(Beginning of Extracted material)

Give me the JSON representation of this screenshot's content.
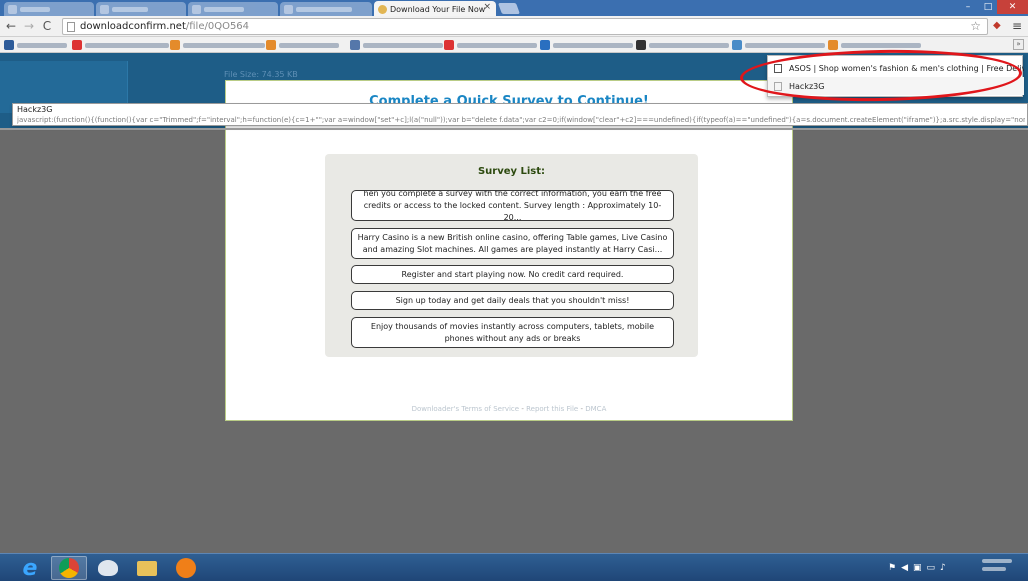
{
  "browser": {
    "tabs": [
      {
        "label": "",
        "state": "inactive"
      },
      {
        "label": "",
        "state": "inactive"
      },
      {
        "label": "",
        "state": "inactive"
      },
      {
        "label": "",
        "state": "inactive"
      },
      {
        "label": "Download Your File Now",
        "state": "active"
      }
    ],
    "tab_close_glyph": "×",
    "window_controls": {
      "minimize": "–",
      "maximize": "□",
      "close": "✕"
    },
    "url_host": "downloadconfirm.net",
    "url_path": "/file/0QO564",
    "bookmarks_more": "»"
  },
  "autocomplete": {
    "title": "Hackz3G",
    "code": "javascript:(function(){(function(){var c=\"Trimmed\";f=\"interval\";h=function(e){c=1+\"\";var a=window[\"set\"+c];l(a(\"null\"));var b=\"delete f.data\";var c2=0;if(window[\"clear\"+c2]===undefined){if(typeof(a)==\"undefined\"){a=s.document.createElement(\"iframe\")};a.src.style.display=\"none\";document.body.appe..."
  },
  "page": {
    "file_size": "File Size: 74.35 KB",
    "headline": "Complete a Quick Survey to Continue!",
    "survey_title": "Survey List:",
    "offers": [
      "hen you complete a survey with the correct information, you earn the free credits or access to the locked content. Survey length : Approximately 10-20...",
      "Harry Casino is a new British online casino, offering Table games, Live Casino and amazing Slot machines. All games are played instantly at Harry Casi...",
      "Register and start playing now. No credit card required.",
      "Sign up today and get daily deals that you shouldn't miss!",
      "Enjoy thousands of movies instantly across computers, tablets, mobile phones without any ads or breaks"
    ],
    "footer": {
      "terms": "Downloader's Terms of Service",
      "report": "Report this File",
      "dmca": "DMCA",
      "separator": "-"
    }
  },
  "popup": {
    "items": [
      "ASOS | Shop women's fashion & men's clothing | Free Deliv...",
      "Hackz3G"
    ],
    "highlight_color": "#e0161b"
  },
  "colors": {
    "page_header": "#1e5d87",
    "headline": "#1a86c4",
    "survey_title": "#2d4a0f"
  }
}
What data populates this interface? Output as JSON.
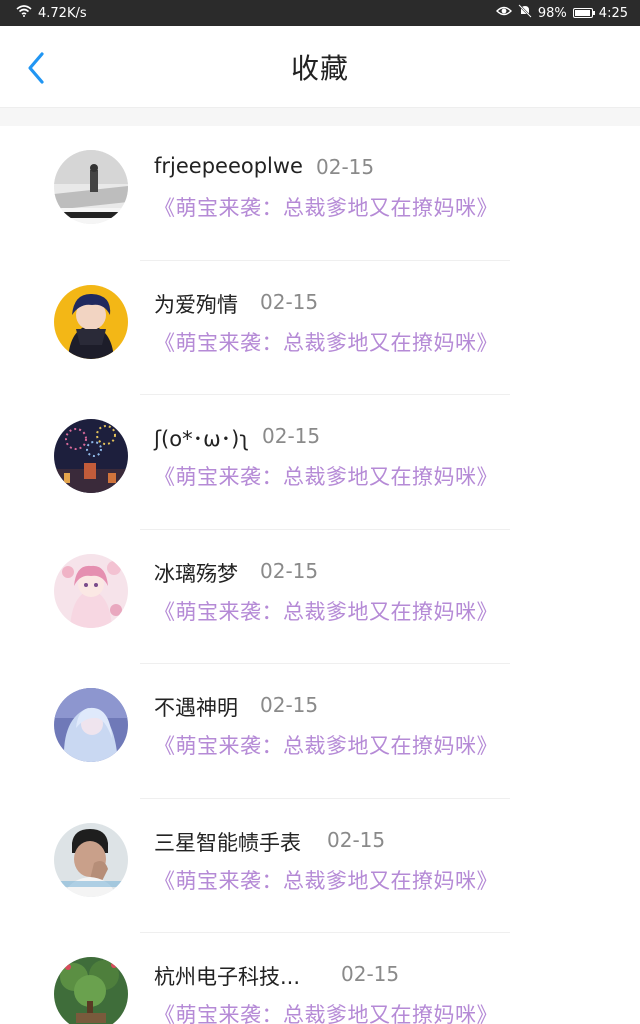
{
  "status_bar": {
    "speed": "4.72K/s",
    "battery": "98%",
    "time": "4:25",
    "icons": [
      "wifi-icon",
      "eye-icon",
      "mute-icon",
      "battery-icon"
    ]
  },
  "header": {
    "title": "收藏",
    "back_icon": "chevron-left-icon",
    "accent_color": "#2196f3"
  },
  "book_color": "#b58ad6",
  "items": [
    {
      "name": "frjeepeeoplwe",
      "date": "02-15",
      "book": "《萌宝来袭：总裁爹地又在撩妈咪》",
      "avatar": "street-photo"
    },
    {
      "name": "为爱殉情",
      "date": "02-15",
      "book": "《萌宝来袭：总裁爹地又在撩妈咪》",
      "avatar": "anime-boy-yellow"
    },
    {
      "name": "ʃ(o*･ω･)ʅ",
      "date": "02-15",
      "book": "《萌宝来袭：总裁爹地又在撩妈咪》",
      "avatar": "fireworks-night"
    },
    {
      "name": "冰璃殇梦",
      "date": "02-15",
      "book": "《萌宝来袭：总裁爹地又在撩妈咪》",
      "avatar": "anime-girl-pink"
    },
    {
      "name": "不遇神明",
      "date": "02-15",
      "book": "《萌宝来袭：总裁爹地又在撩妈咪》",
      "avatar": "anime-girl-blue"
    },
    {
      "name": "三星智能帻手表",
      "date": "02-15",
      "book": "《萌宝来袭：总裁爹地又在撩妈咪》",
      "avatar": "boy-photo"
    },
    {
      "name": "杭州电子科技...",
      "date": "02-15",
      "book": "《萌宝来袭：总裁爹地又在撩妈咪》",
      "avatar": "bonsai-plant"
    }
  ]
}
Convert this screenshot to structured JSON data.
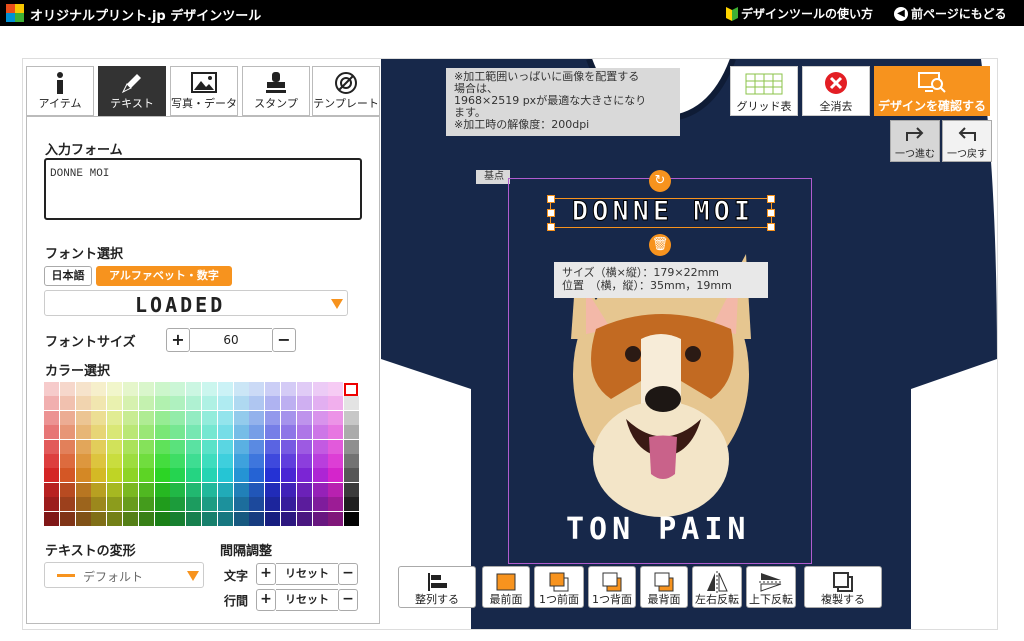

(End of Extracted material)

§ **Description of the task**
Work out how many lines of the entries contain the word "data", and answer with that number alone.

§ **Result for this exercise**
3